"It was recently announced that Sublime bassist Eric Wilson and Sublime drummer Floyd 'Bud' Gaugh are 'reuniting' and teaming with singer and guitarist Rome Ramirez in a band they intend to call 'Sublime.' Prior to his untimely passing, both Bud and Eric acknowledged that Brad Nowell was the sole owner of the name Sublime. It was Brad's expressed intention that no one use the name Sublime in any group that did not include him, and Brad even registered the trademark 'Sublime' under his own name. As Brad's heirs, and with the support of his entire family, we only want to respect his wishes and therefore have not consented to Bud and Eric calling their new project 'Sublime.' We have always supported Bud and Eric's musical endeavors and their desire to continue to play Sublime's music. We wholeheartedly supported Bud, Eric and the many talented members of the Sublime posse that formed the Long Beach Dub All-Stars, soon after Brad's death, to honor him through their original recordings, live performances and Sublime music until they disbanded in 2001. But, out of respect for Brad's wishes, we have always refused to endorse any group performing as 'Sublime,' and now with great reluctance feel compelled to take the appropriate legal action to protect Brad's legacy. Our hope is that Brad's ex-bandmates will respect his wishes and find a new name to perform under, so as to enhance the 'Sublime' legacy without the confusion and disappointment that many fans have expressed upon seeing the announcement"
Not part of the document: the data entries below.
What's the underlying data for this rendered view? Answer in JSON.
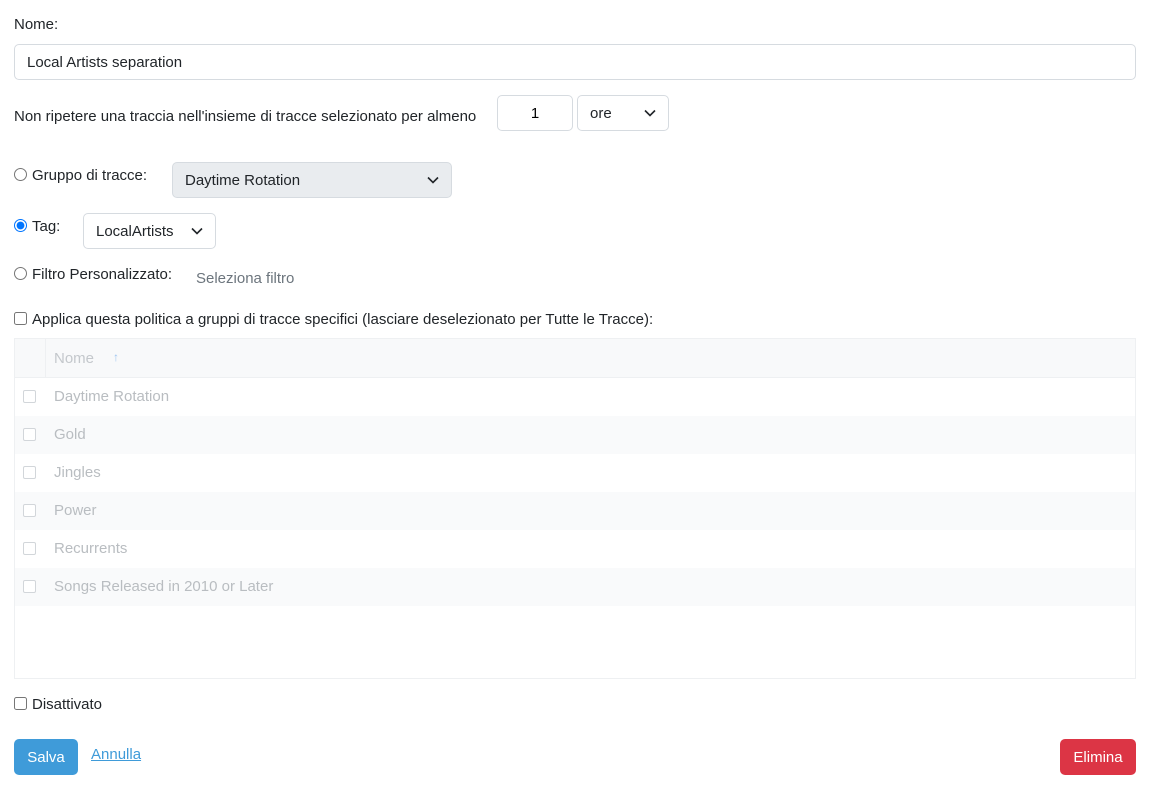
{
  "form": {
    "name_label": "Nome:",
    "name_value": "Local Artists separation",
    "repeat_text": "Non ripetere una traccia nell'insieme di tracce selezionato per almeno",
    "repeat_value": "1",
    "repeat_unit": "ore",
    "group_label": "Gruppo di tracce:",
    "group_value": "Daytime Rotation",
    "tag_label": "Tag:",
    "tag_value": "LocalArtists",
    "filter_label": "Filtro Personalizzato:",
    "filter_placeholder": "Seleziona filtro",
    "selected_option": "tag",
    "apply_label": "Applica questa politica a gruppi di tracce specifici (lasciare deselezionato per Tutte le Tracce):",
    "apply_checked": false,
    "disabled_label": "Disattivato",
    "disabled_checked": false
  },
  "table": {
    "header_name": "Nome",
    "sort_icon": "arrow-up-icon",
    "rows": [
      {
        "name": "Daytime Rotation"
      },
      {
        "name": "Gold"
      },
      {
        "name": "Jingles"
      },
      {
        "name": "Power"
      },
      {
        "name": "Recurrents"
      },
      {
        "name": "Songs Released in 2010 or Later"
      }
    ]
  },
  "actions": {
    "save_label": "Salva",
    "cancel_label": "Annulla",
    "delete_label": "Elimina"
  },
  "colors": {
    "primary": "#3f9bd9",
    "danger": "#dc3545",
    "disabled_text": "#b9bdc1"
  }
}
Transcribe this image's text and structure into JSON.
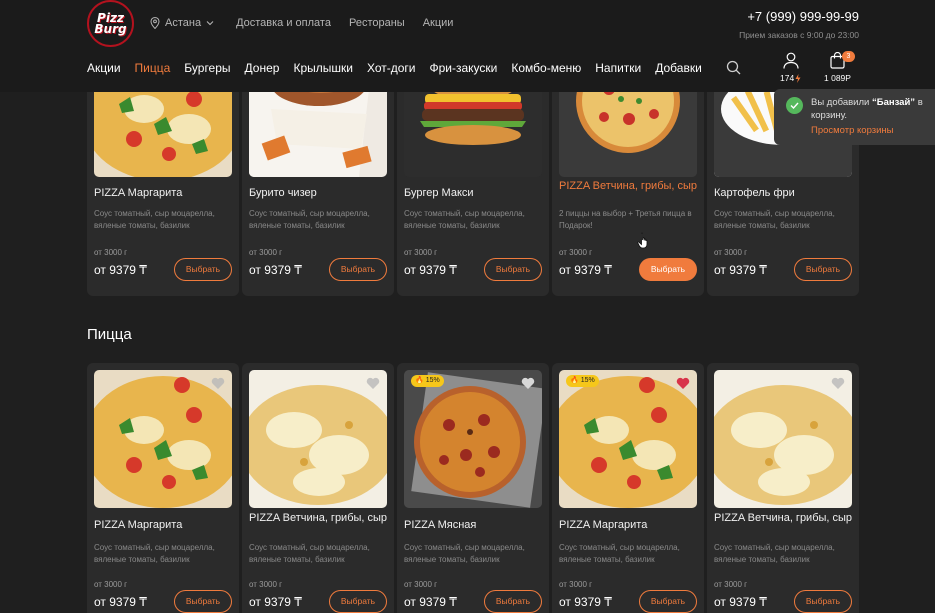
{
  "header": {
    "logo_line1": "Pizz",
    "logo_line2": "Burg",
    "city": "Астана",
    "top_links": [
      "Доставка и оплата",
      "Рестораны",
      "Акции"
    ],
    "phone": "+7 (999) 999-99-99",
    "hours": "Прием заказов с 9:00 до 23:00",
    "nav": [
      "Акции",
      "Пицца",
      "Бургеры",
      "Донер",
      "Крылышки",
      "Хот-доги",
      "Фри-закуски",
      "Комбо-меню",
      "Напитки",
      "Добавки"
    ],
    "active_nav": "Пицца",
    "user_points": "174",
    "cart_count": "3",
    "cart_total": "1 089Р"
  },
  "top_row": [
    {
      "title": "PIZZA Маргарита",
      "desc": "Соус томатный, сыр моцарелла, вяленые томаты, базилик",
      "weight": "от 3000 г",
      "price": "от 9379 ₸",
      "button": "Выбрать"
    },
    {
      "title": "Бурито чизер",
      "desc": "Соус томатный, сыр моцарелла, вяленые томаты, базилик",
      "weight": "от 3000 г",
      "price": "от 9379 ₸",
      "button": "Выбрать"
    },
    {
      "title": "Бургер Макси",
      "desc": "Соус томатный, сыр моцарелла, вяленые томаты, базилик",
      "weight": "от 3000 г",
      "price": "от 9379 ₸",
      "button": "Выбрать"
    },
    {
      "title": "PIZZA Ветчина, грибы, сыр",
      "desc": "2 пиццы на выбор + Третья пицца в Подарок!",
      "weight": "от 3000 г",
      "price": "от 9379 ₸",
      "button": "Выбрать"
    },
    {
      "title": "Картофель фри",
      "desc": "Соус томатный, сыр моцарелла, вяленые томаты, базилик",
      "weight": "от 3000 г",
      "price": "от 9379 ₸",
      "button": "Выбрать"
    }
  ],
  "section_title": "Пицца",
  "pizza_row": [
    {
      "title": "PIZZA Маргарита",
      "desc": "Соус томатный, сыр моцарелла, вяленые томаты, базилик",
      "weight": "от 3000 г",
      "price": "от 9379 ₸",
      "button": "Выбрать"
    },
    {
      "title": "PIZZA Ветчина, грибы, сыр",
      "desc": "Соус томатный, сыр моцарелла, вяленые томаты, базилик",
      "weight": "от 3000 г",
      "price": "от 9379 ₸",
      "button": "Выбрать"
    },
    {
      "title": "PIZZA Мясная",
      "desc": "Соус томатный, сыр моцарелла, вяленые томаты, базилик",
      "weight": "от 3000 г",
      "price": "от 9379 ₸",
      "button": "Выбрать",
      "badge": "15%"
    },
    {
      "title": "PIZZA Маргарита",
      "desc": "Соус томатный, сыр моцарелла, вяленые томаты, базилик",
      "weight": "от 3000 г",
      "price": "от 9379 ₸",
      "button": "Выбрать",
      "badge": "15%"
    },
    {
      "title": "PIZZA Ветчина, грибы, сыр",
      "desc": "Соус томатный, сыр моцарелла, вяленые томаты, базилик",
      "weight": "от 3000 г",
      "price": "от 9379 ₸",
      "button": "Выбрать"
    }
  ],
  "toast": {
    "prefix": "Вы добавили ",
    "item": "“Банзай”",
    "suffix": " в корзину.",
    "link": "Просмотр корзины"
  },
  "colors": {
    "accent": "#f07b3d",
    "bg": "#1f1f1f",
    "card": "#2b2b2b",
    "success": "#55b85c",
    "badge": "#f6c71a"
  }
}
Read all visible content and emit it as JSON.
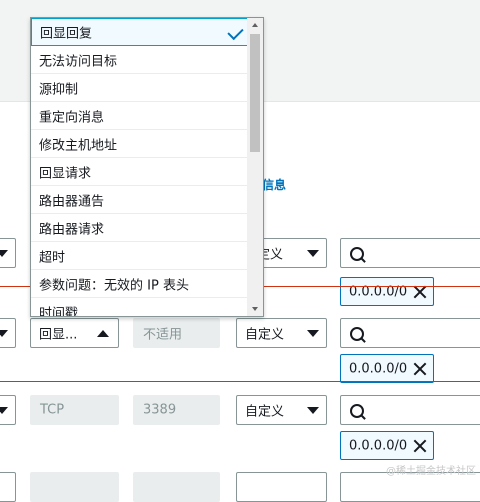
{
  "background": {
    "band_text": ""
  },
  "info_link": "信息",
  "dropdown": {
    "options": [
      "回显回复",
      "无法访问目标",
      "源抑制",
      "重定向消息",
      "修改主机地址",
      "回显请求",
      "路由器通告",
      "路由器请求",
      "超时",
      "参数问题：无效的 IP 表头",
      "时间戳"
    ],
    "selected": "回显回复"
  },
  "rows": {
    "row1": {
      "source_type": "定义"
    },
    "row2": {
      "protocol": "回显...",
      "port_range": "不适用",
      "source_type": "自定义"
    },
    "row3": {
      "protocol": "TCP",
      "port_range": "3389",
      "source_type": "自定义"
    }
  },
  "cidr_tokens": [
    "0.0.0.0/0",
    "0.0.0.0/0",
    "0.0.0.0/0"
  ],
  "watermark": "@稀土掘金技术社区",
  "colors": {
    "accent": "#0073bb",
    "red_line": "#d13212"
  }
}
The band has since made an appearance with Ramirez as their lead singer at Cypress Hill's SmokeOut Festival in San Bernardino, California and the estate has, in turn, filed a lawsuit. All they wanted was for the band to take a different name. Like oh, I don't know, The Long Beach Dub All Stars perhaps? For five years the surviving members of Sublime toured as the LBDAS, releasing two albums, and finding mild success, mostly from Sublime's loyal fan base. But now, for some reason ($$$), two men who said they would always respect the memory and wishes of their deceased lead singer and friend, especially in respect to the entity he created and loved so dearly, are selling their musical souls to prostitute a name that still has a great deal of meaning to many music fans as well as the family of the man who embodied it.
Sublime is a band that this never should have happened to. It was bad enough seeing Scott Stapp front The Doors (if only for two songs) or Paul Rodgers playing Freddie Mercury and touring with "Queen" (and at least both of those bands were exceptionally talented musically and Rodgers can sing). But at the heart of Sublime's music, at the core of their creative energy, are the many layers and influences of Bradley Nowell. His songs are personal expressions about his life, his perceptions of the world around him, and the emotions that emanated from within him. Sublime was not about the drummer and bass player that jammed behind Bradley. Any set of session musicians could have handled what Wilson and Gaugh contributed. They were great because they were "part of it" and that's it. The previous statement is definitely harsh and yet absolutely true and they knew it at the time.